Different concentrations of Gentamycin in Nutrient broth: Conc. in mcg/ml 0.1 0.2 0.4 0.8 1.6 3.1

Gentamicin, generally considered a bacteriocidal antibiotic, for this bacterium, has an MIC of 0.8 mcg/ml

Different concentrations of Tetracycline in Nutrient broth: Conc. in mcg/ml 0.1 0.2 0.4 0.8 1.6 3.1 6.3 12.5

Tetracycline, generally considered a bacteriostatic antibiotic, for this bacterium, has an MIC of 1.6 mcg/ml

2.

Disk-diffusion Method (Kirby-Bauer Method):


The disk-diffusion method (Kirby-Bauer) is more suitable for routine testing in a clinical laboratory where a large number of isolates are tested for susceptibility to numerous antibiotics. An agar plate is uniformly inoculated with the test organism A paper disk impregnated with a fixed concentration of an antibiotic is placed on the agar surface. Growth of the organism and diffusion of the antibiotic commence simultaneously resulting in a circular zone of inhibition in which the amount of antibiotic exceeds inhibitory concentrations. The diameter of the inhibition zone is a function of the amount of drug in the disk and susceptibility of the microorganism.

This test must be rigorously standardized since zone size is also dependent on:

inoculum size, medium composition, temperature of incubation, excess moisture and thickness of the agar.

Zone diameter can be correlated with susceptibility as measured by the dilution method.
Further correlations using zone diameter allow the designation of an organism as "susceptible", "intermediate", or "resistant" to concentrations of an antibiotic which can be attained in the blood or other body fluids of patients requiring chemotherapy.

Using a dispenser, antibiotic-impregnated disks are placed onto the agar surface. As the bacteria on the lawn grow, they are inhibited to varying degrees by the antibiotic diffusing from the disk.

Staphylococcus aureus (MRSA)

Note the yellowish pigmentation of the bacterial lawn, and the lack of inhibition by the Oxacillin disk

Streptococcus pneumoniae (Pneumococcus):

The brownish tint of the blood agar plate outside the zones of bacterial inhibition is caused by alpha-haemolysis.
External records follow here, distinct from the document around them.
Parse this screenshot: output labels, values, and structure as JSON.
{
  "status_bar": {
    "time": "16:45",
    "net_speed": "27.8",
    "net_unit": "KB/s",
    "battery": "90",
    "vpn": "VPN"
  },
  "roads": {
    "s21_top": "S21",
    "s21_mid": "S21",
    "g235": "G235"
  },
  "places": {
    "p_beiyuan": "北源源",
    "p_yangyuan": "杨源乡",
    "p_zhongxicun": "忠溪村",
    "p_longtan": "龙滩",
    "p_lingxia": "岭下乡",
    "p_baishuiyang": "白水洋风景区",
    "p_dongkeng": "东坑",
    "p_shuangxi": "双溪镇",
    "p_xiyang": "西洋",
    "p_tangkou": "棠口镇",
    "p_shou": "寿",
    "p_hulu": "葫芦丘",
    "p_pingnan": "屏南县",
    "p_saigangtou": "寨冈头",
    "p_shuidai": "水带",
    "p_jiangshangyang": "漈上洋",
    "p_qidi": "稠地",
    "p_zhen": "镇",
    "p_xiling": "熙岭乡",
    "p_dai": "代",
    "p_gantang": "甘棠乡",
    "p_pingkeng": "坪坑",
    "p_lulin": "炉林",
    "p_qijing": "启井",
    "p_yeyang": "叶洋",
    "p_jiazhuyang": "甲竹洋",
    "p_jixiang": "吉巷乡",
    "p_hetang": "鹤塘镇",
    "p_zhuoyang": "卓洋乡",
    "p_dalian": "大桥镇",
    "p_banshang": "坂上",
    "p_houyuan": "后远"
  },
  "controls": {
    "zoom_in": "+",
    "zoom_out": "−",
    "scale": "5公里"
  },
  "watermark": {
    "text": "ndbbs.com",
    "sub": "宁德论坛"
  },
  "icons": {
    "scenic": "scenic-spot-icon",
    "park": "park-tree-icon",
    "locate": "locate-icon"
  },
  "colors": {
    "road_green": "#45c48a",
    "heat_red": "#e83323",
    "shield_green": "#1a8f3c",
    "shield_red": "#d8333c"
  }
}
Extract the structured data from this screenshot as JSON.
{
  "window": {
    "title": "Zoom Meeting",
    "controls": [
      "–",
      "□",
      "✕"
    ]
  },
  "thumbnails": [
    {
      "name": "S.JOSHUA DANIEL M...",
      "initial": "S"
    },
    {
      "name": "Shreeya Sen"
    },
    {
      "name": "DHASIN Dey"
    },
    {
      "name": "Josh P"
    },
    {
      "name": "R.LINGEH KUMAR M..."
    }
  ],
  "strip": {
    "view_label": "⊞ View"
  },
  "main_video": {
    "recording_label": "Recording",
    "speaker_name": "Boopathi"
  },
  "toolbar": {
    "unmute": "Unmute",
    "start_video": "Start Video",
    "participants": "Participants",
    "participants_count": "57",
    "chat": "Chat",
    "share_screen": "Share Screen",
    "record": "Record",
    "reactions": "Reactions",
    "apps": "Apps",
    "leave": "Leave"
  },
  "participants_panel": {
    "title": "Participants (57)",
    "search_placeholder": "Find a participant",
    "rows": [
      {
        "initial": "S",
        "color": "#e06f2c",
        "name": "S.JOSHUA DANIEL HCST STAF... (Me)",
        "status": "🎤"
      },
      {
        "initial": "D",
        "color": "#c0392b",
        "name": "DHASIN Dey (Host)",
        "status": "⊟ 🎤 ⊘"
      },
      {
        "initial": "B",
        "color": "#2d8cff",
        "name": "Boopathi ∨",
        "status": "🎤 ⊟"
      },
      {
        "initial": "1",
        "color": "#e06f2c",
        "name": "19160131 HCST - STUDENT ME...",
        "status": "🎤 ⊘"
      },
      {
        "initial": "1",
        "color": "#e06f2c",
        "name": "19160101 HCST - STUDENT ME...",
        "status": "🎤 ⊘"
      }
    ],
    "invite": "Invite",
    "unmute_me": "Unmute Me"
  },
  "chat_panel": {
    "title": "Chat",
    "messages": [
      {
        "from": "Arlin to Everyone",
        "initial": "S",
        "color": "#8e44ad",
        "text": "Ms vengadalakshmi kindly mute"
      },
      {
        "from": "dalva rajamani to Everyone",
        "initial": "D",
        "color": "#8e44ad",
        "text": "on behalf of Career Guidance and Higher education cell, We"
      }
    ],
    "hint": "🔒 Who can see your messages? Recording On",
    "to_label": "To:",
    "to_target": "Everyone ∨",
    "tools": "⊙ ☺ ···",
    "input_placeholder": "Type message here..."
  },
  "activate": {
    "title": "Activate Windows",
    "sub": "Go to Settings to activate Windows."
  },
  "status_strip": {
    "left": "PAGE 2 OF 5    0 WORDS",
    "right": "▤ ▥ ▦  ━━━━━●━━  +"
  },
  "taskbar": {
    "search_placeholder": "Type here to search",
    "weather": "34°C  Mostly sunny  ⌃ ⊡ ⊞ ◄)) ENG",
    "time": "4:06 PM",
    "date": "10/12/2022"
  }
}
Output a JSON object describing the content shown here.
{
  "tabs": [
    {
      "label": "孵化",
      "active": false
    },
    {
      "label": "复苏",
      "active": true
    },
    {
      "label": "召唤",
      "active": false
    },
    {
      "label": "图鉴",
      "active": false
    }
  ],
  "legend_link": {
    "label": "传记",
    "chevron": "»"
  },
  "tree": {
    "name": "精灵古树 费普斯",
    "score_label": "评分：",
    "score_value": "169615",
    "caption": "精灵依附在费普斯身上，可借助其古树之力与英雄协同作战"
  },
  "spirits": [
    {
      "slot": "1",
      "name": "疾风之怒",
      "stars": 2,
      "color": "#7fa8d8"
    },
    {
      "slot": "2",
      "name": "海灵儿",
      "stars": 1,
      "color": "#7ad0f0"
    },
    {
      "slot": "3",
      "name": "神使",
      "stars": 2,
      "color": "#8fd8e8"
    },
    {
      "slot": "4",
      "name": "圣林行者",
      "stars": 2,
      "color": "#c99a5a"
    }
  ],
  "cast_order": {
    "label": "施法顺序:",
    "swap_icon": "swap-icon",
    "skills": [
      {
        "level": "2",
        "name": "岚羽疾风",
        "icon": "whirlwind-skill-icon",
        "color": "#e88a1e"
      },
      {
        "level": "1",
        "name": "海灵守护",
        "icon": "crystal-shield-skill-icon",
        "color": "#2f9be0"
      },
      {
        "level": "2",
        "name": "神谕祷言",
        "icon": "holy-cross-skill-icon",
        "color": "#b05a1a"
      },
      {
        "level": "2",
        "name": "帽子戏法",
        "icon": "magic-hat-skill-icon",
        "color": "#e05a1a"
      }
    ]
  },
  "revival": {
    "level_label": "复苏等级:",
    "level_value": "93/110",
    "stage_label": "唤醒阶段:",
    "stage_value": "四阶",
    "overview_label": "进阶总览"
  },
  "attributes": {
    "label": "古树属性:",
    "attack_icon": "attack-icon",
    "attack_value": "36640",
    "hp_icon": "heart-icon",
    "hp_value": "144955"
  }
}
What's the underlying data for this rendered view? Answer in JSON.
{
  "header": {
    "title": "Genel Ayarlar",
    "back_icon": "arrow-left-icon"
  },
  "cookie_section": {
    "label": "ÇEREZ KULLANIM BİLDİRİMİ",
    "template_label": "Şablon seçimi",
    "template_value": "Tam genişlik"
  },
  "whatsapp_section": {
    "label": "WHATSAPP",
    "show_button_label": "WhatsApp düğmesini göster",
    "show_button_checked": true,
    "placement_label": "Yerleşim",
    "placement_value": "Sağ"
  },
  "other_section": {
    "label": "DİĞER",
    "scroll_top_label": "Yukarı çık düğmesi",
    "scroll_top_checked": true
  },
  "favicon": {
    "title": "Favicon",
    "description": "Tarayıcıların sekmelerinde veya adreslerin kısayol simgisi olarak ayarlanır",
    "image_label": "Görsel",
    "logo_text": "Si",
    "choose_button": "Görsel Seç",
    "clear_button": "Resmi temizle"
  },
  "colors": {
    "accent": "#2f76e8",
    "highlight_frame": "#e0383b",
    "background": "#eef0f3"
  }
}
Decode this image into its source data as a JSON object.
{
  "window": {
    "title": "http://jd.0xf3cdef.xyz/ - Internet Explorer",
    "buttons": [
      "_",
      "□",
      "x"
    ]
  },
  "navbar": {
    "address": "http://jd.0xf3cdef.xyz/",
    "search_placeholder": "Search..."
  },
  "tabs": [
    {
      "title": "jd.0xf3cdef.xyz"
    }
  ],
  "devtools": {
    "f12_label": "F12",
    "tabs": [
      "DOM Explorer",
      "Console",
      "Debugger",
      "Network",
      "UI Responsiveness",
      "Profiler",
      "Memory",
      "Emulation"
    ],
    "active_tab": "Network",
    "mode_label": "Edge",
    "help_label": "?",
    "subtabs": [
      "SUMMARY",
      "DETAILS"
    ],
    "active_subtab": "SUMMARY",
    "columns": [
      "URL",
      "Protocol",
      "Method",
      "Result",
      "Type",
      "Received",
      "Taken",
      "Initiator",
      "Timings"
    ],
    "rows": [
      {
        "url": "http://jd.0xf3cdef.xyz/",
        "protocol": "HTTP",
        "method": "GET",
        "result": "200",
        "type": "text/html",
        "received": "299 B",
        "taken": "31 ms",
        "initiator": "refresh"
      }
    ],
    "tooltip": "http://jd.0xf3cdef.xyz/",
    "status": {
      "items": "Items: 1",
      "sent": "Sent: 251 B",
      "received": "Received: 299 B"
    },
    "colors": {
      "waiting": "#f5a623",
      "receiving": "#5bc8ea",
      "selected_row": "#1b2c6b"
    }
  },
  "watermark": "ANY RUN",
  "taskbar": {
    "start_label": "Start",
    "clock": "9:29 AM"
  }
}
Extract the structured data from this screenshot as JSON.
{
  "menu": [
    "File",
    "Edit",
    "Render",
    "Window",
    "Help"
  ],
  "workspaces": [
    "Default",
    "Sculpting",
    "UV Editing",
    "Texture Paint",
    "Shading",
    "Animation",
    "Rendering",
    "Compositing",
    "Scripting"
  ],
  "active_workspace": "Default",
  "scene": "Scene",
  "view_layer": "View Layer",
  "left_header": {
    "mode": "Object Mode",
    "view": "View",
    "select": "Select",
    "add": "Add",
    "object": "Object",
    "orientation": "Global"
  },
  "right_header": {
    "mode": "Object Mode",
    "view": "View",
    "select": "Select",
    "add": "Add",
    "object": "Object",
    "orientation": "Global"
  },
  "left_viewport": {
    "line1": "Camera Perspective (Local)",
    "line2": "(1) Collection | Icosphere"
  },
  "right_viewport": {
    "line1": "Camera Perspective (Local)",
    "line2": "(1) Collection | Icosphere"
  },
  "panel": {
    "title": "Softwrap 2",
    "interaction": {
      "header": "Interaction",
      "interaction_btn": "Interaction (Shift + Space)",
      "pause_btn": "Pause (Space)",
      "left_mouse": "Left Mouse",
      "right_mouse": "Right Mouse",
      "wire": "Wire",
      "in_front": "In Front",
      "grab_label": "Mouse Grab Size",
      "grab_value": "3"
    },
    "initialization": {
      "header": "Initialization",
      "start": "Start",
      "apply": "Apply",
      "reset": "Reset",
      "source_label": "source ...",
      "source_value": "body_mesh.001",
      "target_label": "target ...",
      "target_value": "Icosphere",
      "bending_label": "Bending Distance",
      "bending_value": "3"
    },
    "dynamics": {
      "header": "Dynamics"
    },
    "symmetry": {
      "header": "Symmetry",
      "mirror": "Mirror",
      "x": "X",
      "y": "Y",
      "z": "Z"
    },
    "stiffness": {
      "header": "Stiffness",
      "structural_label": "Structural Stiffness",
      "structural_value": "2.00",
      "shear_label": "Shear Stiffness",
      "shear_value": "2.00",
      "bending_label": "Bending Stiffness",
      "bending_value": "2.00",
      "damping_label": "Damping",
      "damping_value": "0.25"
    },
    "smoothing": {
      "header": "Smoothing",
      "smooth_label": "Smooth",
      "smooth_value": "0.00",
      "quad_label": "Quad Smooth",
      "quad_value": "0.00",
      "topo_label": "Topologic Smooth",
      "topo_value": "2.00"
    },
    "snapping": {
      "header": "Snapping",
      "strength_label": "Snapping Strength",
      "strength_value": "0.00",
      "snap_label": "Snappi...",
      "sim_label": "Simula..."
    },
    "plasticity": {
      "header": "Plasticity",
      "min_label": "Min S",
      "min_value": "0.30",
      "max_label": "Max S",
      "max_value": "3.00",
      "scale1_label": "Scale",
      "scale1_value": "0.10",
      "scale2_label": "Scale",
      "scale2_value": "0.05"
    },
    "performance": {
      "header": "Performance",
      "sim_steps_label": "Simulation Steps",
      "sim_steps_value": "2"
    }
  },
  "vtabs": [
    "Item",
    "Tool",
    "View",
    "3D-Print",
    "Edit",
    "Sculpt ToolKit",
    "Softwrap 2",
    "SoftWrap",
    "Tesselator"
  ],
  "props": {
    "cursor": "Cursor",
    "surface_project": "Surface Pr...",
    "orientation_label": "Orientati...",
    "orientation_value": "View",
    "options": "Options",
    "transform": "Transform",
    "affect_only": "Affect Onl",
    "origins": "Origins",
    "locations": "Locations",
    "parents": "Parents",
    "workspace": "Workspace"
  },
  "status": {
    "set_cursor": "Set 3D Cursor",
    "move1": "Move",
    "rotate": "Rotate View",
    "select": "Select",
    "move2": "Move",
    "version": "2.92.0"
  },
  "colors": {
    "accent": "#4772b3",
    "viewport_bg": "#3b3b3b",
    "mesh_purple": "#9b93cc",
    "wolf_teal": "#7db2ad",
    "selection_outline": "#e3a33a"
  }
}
Pseudomonas aeruginosa:

The greenish tint of the lawn and plate in general is caused by the diffusible pigment made by the Pseudomonas aeruginosa itself.